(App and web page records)
○ ○ ○

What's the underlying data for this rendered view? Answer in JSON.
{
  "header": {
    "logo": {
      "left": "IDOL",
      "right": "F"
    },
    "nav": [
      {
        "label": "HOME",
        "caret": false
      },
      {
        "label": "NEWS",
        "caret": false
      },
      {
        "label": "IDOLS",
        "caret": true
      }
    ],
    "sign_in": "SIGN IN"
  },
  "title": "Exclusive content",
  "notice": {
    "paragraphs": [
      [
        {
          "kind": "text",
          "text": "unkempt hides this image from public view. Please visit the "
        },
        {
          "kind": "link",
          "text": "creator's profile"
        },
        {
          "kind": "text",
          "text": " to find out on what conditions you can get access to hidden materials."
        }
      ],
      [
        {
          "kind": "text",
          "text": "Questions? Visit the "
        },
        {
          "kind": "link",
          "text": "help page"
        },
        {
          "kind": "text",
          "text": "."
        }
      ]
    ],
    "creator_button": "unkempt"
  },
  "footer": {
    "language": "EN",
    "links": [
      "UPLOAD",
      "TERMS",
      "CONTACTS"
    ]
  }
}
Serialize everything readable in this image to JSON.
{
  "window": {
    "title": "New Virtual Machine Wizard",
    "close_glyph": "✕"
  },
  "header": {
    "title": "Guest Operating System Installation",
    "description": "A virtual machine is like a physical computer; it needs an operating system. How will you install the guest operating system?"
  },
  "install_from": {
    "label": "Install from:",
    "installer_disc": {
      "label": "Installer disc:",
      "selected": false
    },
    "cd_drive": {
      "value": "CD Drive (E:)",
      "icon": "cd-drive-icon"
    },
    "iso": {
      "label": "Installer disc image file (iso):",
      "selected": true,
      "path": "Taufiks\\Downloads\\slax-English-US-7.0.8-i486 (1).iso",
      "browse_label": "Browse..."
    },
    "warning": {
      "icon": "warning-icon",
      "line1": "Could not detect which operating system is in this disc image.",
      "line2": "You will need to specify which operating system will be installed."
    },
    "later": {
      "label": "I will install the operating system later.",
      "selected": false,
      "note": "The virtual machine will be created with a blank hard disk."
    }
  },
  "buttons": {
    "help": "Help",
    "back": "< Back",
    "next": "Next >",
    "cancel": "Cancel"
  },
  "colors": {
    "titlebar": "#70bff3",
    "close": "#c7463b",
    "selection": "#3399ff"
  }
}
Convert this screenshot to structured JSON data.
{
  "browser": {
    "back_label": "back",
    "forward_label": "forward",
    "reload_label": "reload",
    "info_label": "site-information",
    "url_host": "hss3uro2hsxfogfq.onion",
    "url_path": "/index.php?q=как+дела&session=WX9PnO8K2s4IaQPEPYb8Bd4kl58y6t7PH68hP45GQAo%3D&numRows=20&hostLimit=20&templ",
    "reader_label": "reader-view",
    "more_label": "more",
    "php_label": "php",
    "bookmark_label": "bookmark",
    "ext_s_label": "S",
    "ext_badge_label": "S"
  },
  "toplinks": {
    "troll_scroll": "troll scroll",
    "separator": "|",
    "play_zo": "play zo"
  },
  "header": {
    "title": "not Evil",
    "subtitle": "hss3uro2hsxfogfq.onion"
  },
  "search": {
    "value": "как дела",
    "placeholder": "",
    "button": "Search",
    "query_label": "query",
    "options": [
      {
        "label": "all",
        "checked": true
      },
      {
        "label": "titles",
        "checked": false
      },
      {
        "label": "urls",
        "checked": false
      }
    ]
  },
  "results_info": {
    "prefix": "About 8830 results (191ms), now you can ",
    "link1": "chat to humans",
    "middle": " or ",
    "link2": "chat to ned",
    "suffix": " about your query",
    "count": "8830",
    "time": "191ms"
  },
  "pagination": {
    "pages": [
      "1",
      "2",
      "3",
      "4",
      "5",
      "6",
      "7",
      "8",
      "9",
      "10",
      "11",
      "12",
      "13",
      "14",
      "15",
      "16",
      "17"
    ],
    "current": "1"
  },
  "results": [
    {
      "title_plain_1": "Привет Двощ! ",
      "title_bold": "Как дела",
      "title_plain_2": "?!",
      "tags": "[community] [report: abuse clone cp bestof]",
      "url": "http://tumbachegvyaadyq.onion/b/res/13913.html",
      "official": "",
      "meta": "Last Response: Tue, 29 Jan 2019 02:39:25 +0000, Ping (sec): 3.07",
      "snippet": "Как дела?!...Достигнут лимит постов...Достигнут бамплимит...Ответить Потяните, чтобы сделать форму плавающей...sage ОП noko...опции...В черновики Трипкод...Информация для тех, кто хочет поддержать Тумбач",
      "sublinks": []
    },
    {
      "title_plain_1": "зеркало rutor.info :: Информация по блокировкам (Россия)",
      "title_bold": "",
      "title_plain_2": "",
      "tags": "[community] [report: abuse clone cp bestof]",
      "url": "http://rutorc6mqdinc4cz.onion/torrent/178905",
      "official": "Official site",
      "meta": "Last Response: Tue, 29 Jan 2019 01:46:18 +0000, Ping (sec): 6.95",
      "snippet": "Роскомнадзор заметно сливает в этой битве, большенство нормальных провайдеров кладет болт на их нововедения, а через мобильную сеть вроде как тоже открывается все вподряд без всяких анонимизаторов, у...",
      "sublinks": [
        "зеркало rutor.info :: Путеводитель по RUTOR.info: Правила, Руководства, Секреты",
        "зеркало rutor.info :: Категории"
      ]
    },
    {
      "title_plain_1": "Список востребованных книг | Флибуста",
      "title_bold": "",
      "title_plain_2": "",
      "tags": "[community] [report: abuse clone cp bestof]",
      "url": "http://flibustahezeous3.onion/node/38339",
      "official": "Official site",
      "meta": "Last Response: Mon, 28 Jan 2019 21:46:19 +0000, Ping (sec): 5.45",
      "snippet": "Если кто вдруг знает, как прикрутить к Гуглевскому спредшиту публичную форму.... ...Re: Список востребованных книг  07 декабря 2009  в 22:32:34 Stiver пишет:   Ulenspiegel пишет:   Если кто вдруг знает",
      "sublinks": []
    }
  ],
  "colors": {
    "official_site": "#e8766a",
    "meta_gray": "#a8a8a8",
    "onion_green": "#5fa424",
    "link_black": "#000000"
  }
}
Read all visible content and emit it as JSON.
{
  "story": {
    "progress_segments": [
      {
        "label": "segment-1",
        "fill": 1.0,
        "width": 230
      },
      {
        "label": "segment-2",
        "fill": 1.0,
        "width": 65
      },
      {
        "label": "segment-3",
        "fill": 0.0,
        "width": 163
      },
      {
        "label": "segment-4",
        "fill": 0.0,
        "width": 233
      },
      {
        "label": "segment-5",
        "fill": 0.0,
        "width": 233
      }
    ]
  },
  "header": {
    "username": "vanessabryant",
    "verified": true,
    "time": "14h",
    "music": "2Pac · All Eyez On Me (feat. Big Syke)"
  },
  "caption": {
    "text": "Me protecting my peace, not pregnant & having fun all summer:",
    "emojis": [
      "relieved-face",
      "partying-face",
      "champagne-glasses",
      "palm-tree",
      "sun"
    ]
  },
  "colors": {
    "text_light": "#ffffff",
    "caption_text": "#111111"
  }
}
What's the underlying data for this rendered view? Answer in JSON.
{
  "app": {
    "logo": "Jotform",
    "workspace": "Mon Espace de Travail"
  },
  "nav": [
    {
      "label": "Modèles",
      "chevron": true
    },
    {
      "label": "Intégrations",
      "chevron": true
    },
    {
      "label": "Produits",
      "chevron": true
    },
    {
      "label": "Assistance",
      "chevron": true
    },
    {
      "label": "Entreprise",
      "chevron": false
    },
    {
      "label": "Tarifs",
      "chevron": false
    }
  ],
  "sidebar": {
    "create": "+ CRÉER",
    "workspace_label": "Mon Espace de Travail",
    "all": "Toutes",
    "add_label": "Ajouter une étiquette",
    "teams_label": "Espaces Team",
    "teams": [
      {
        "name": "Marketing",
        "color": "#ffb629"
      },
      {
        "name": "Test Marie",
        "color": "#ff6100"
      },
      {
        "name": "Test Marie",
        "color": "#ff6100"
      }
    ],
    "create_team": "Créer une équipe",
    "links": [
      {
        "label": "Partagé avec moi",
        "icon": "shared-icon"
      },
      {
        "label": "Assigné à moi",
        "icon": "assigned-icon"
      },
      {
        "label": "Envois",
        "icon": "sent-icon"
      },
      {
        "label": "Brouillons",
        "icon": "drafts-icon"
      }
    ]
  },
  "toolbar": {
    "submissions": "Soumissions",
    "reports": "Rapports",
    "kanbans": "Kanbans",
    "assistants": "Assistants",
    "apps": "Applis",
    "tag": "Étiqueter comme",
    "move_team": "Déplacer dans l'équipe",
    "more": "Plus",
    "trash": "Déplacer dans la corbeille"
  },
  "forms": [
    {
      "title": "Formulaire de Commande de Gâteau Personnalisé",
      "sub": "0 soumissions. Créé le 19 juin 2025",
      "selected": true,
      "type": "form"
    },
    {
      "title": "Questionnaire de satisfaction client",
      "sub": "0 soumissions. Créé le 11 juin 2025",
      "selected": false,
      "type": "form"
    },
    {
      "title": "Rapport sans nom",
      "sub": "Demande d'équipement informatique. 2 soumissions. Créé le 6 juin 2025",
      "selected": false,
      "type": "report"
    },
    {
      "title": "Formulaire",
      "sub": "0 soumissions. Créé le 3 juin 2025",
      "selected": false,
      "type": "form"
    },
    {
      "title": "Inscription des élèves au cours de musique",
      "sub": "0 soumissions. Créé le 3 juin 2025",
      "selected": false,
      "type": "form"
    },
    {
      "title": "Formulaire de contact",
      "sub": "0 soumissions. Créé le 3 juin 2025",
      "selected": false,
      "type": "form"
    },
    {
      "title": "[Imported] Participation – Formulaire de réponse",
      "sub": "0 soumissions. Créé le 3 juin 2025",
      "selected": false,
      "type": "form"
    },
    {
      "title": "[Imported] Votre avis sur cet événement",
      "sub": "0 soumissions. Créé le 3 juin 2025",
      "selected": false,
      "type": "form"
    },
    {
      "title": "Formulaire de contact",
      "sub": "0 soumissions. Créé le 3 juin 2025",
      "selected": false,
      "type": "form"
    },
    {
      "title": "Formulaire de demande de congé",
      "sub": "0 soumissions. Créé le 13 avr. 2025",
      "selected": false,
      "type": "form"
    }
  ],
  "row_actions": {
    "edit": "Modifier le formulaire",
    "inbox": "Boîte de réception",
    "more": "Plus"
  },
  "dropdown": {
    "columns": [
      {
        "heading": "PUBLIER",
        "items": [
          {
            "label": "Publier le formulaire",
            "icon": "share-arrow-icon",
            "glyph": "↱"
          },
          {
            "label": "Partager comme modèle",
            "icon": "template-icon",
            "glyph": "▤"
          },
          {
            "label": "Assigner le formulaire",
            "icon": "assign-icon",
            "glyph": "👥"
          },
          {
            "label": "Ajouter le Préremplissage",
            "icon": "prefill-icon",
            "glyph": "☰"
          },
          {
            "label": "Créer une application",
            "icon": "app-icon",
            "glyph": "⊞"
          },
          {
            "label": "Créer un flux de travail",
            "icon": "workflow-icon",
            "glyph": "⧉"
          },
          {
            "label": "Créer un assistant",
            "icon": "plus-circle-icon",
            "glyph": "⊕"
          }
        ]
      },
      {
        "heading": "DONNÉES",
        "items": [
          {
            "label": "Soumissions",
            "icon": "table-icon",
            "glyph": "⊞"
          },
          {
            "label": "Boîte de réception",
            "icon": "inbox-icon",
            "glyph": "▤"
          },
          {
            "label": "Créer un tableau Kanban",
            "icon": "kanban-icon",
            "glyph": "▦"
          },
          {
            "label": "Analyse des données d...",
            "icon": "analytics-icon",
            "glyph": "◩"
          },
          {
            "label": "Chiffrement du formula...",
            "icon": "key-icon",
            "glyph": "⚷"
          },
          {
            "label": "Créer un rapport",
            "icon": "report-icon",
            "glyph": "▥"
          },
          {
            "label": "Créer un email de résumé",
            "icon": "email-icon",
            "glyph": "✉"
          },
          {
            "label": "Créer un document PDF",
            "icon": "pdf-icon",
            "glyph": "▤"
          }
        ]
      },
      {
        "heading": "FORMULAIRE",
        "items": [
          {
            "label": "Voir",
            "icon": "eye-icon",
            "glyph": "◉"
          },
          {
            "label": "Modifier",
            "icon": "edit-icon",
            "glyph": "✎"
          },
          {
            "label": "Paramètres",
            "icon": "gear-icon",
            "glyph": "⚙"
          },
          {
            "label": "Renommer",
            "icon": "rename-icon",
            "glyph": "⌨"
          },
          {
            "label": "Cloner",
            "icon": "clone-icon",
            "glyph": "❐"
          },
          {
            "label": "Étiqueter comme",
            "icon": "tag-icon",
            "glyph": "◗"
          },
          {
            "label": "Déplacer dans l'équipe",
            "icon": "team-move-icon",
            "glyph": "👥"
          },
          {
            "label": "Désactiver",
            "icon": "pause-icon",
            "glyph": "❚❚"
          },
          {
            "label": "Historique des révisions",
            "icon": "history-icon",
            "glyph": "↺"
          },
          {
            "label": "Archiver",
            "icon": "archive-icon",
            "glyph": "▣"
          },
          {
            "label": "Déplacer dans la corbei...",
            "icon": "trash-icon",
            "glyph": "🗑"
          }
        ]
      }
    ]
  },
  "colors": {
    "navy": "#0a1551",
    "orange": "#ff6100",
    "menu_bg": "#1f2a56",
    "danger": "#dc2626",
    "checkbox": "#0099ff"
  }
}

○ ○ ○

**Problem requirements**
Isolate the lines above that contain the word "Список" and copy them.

**Answer**
      "title_plain_1": "Список востребованных книг | Флибуста",
      "snippet": "Если кто вдруг знает, как прикрутить к Гуглевскому спредшиту публичную форму.... ...Re: Список востребованных книг  07 декабря 2009  в 22:32:34 Stiver пишет:   Ulenspiegel пишет:   Если кто вдруг знает",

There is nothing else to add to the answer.